My boyfriend and I have a fantastic relationship and recently went ring sizing. He has a sexual past, but I do not.
Recently, a young woman I used to see only occasionally became my best friend's sister-in-law.
My boyfriend told me she was one of his past “flings.”
Normally this wouldn't bother me, but he’s quite a bit older than her, which creeps me out. I keep picturing them together.
He then told me the name of every woman he's been with, a list of 30-35 people.
It seems a little extensive, since we're only in our mid-20s.
We run into these people constantly through our work and friendship circles.
How should I react?
React with self-confidence – he’s ring sizing with you, not any of them. But also respond with a statement of firm boundaries.
He never lied about having a sexual history. But the appearance of this other person (and your obvious discomfort) led him to disclose all.
That’s a strong sign of his concern for your feelings.
Still, the truth comes with new limits in order for you to have total trust.
Most important, he cannot have private friendships, nor meet alone, with any of those women.
If there’s ever a reason he has contact with any of them, he must tell you about it.
This isn’t control. He opened the door to a situation that could otherwise cause insecurity in you. Don’t let that happen.
Stop picturing him with anyone else; he’s your partner and planning the future with you.
My daughter, 50, has two children from a failed marriage. They’re early-20s.
Her partner of 15 years is kind, sweet, and the father of five children. He's never divorced their mother.
He's in his late-50's, smokes heavily and drinks coffee continuously, so his health’s not very good.
If something dire happens to him, my daughter wouldn’t be entitled to his government pension, any retirement packages, or any equity.
She’s stayed home to care for him and her two children. They live in a rental townhouse and haven’t any equity beyond furniture.

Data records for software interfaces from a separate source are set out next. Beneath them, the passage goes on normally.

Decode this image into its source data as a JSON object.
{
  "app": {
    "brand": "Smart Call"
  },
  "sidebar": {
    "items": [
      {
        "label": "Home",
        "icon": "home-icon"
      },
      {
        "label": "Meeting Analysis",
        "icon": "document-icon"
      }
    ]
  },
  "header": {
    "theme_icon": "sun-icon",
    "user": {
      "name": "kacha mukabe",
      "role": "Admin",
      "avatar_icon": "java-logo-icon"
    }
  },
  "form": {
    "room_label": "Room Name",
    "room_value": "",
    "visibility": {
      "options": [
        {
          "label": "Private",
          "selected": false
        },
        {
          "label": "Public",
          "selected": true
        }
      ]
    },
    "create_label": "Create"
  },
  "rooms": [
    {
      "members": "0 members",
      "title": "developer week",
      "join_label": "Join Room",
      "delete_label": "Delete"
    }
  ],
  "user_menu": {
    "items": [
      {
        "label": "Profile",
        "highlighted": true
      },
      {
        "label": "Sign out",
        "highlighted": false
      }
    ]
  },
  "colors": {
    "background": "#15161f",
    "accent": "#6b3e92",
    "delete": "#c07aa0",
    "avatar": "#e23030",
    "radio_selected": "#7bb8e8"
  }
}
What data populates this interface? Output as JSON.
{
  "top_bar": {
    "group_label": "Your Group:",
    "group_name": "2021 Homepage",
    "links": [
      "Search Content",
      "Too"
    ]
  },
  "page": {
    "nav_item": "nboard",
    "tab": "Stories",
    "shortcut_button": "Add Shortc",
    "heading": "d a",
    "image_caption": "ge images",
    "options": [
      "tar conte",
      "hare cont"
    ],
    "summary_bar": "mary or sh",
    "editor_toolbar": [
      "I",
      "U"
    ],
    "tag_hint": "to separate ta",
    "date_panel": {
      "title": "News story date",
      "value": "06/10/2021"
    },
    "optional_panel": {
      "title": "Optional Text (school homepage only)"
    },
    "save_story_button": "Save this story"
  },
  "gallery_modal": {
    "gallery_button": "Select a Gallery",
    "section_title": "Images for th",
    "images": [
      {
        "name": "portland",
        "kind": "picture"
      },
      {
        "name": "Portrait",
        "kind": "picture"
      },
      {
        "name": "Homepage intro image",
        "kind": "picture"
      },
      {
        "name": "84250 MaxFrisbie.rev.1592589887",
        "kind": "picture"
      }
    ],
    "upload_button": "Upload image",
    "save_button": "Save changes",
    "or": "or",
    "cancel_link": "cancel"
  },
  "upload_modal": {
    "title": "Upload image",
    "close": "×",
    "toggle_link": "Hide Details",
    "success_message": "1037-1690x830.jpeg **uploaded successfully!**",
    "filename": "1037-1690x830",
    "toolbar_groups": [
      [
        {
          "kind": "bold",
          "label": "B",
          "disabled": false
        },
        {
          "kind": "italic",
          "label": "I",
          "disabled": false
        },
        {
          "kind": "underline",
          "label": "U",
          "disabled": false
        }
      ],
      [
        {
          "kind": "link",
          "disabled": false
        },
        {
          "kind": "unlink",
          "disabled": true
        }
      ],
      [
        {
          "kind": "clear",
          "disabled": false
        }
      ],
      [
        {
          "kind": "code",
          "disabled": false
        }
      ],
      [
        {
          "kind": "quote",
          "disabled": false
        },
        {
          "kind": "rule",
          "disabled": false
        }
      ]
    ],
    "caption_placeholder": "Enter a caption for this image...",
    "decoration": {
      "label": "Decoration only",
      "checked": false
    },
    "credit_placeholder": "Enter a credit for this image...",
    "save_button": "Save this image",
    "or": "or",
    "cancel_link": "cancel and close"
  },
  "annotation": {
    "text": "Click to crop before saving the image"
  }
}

She’s overweight and I’m very worried about her health. If something happens to her, he’d expect me or her children to care for her.
Her children are working and going to college. They’re faced with large student debts.
She’s implored him to get a divorce, but he never does.
I think he feels guilty for not having been there for his own children, and wants to leave them whatever meagre inheritance he might have.
Should I speak to him privately or just let them resolve it on their own? She’s threatened to leave him, or that if he gets sick, she won't take care of him..... and he laughs. He knows she’ll be there for him. But he isn’t there for her.
Do NOT raise this matter with him. It’s the worst kind of in-law intrusion into a grown man’s private matter.
The person you can talk to is your daughter.
But tread lightly. So far, neither has asked you to care for her and there’s no “dire” situation presently. You’re worrying into the future, but you may turn her off.
Instead, suggest that she take charge of her future and get informed as to whether there are any common-law considerations for her, financially. Or, whether he can leave something for her in his will, despite his being married.
What she learns may strengthen her resolve to insist he make some arrangements to provide for her later.
FEEDBACK Regarding suggestions for women who’ve lived with abusive partners (May 20):
Reader – “I’m a male who experienced a similar situation. I didn't suffer physical harm (I'm 6'2" and 210 lbs.) but I endured years of psychological and physical abuse, and complete sexual neglect.
“My ex suddenly left, secretly. She and her family cleaned out the house, including every picture of our children, without any discussion or consent. While dealing with this shock, I didn't realize what had been taken.
“Based on this experience, I recommend that any woman planning to leave the abuser at some point, somehow take, or have a friend take, digital pictures of the contents of the house and any keepsakes or jewellery.
“Secure the pictures with a trusted friend.
“At the very least, this will enable quantifying the cost of what was taken, and, more importantly, provide it's existence for insurance, divorce negotiation purposes and, if it necessary, theft charges.”
Tip of the day:
People in serious relationships should avoid private contact with past sexual partners (unless children are involved).